DATA RECORDS:
------
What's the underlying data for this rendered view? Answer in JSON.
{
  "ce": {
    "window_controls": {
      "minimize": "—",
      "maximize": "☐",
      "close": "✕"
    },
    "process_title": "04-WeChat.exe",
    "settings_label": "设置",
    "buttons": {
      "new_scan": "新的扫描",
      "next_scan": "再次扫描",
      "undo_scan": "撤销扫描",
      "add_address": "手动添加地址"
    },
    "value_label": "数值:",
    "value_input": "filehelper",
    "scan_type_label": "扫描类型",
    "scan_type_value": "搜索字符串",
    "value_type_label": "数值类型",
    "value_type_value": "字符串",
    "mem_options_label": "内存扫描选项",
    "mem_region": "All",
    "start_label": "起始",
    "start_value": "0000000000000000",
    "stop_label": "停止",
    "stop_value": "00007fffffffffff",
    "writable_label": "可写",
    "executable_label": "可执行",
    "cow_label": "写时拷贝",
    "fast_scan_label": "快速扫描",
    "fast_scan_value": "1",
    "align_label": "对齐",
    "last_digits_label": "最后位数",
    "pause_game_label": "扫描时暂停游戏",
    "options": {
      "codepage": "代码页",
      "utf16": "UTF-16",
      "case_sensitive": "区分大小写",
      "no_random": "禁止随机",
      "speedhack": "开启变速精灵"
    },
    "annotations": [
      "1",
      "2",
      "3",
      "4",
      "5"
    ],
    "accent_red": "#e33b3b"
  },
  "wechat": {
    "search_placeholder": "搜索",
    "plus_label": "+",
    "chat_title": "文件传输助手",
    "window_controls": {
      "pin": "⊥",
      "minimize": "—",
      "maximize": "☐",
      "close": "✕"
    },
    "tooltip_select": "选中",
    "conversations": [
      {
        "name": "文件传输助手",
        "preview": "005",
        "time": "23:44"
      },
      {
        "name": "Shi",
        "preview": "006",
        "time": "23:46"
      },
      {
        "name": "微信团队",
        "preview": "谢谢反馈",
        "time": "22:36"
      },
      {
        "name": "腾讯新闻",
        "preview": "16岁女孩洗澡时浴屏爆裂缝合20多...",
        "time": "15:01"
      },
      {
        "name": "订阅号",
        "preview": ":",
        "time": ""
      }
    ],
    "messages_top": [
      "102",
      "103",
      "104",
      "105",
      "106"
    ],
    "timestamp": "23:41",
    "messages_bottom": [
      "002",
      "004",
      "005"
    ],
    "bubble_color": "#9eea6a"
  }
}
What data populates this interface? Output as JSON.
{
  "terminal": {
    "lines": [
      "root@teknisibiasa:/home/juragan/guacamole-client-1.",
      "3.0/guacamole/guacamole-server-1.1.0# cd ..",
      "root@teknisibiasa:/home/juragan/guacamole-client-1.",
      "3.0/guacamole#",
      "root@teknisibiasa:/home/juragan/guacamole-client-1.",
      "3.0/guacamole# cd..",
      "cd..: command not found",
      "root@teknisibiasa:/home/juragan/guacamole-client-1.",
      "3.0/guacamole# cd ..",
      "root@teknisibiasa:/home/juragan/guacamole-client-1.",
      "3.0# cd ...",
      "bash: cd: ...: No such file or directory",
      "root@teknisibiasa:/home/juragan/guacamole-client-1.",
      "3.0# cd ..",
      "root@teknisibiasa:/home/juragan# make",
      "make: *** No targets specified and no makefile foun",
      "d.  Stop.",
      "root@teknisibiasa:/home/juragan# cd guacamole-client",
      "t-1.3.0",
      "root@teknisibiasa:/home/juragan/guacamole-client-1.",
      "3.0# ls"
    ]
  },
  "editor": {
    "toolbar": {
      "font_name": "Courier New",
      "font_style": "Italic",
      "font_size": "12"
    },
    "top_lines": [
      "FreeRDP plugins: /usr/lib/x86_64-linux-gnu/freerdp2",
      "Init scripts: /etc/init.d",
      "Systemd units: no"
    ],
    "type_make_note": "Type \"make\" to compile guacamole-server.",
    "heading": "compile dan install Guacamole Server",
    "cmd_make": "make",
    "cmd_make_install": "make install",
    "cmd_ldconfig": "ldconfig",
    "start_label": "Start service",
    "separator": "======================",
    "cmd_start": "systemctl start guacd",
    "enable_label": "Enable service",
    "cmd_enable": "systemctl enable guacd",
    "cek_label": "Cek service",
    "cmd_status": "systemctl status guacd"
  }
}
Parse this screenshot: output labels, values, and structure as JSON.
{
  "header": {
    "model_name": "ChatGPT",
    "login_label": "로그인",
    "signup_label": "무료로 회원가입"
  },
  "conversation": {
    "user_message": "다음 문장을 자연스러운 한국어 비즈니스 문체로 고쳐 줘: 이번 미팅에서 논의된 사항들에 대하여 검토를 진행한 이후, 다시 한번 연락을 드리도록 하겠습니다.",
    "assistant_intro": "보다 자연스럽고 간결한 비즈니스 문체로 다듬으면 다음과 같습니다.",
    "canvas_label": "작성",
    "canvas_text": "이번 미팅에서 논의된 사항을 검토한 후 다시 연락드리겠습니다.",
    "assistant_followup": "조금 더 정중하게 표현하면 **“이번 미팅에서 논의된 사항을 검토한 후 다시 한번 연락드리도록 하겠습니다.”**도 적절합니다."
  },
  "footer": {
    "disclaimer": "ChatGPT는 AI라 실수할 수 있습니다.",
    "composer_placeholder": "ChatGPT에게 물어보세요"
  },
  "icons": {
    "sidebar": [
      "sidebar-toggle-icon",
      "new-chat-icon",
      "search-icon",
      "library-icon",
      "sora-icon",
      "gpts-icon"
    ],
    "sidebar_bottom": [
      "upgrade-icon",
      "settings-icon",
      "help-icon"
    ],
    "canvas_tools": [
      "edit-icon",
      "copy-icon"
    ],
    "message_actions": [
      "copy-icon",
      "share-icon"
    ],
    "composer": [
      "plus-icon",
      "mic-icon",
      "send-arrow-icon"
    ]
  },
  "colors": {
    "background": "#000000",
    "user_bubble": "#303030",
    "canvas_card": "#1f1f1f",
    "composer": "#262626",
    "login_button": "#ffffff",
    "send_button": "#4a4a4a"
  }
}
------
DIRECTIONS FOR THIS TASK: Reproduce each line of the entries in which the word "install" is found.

SOLUTION TO THE PROBLEM:
    "heading": "compile dan install Guacamole Server",
    "cmd_make_install": "make install",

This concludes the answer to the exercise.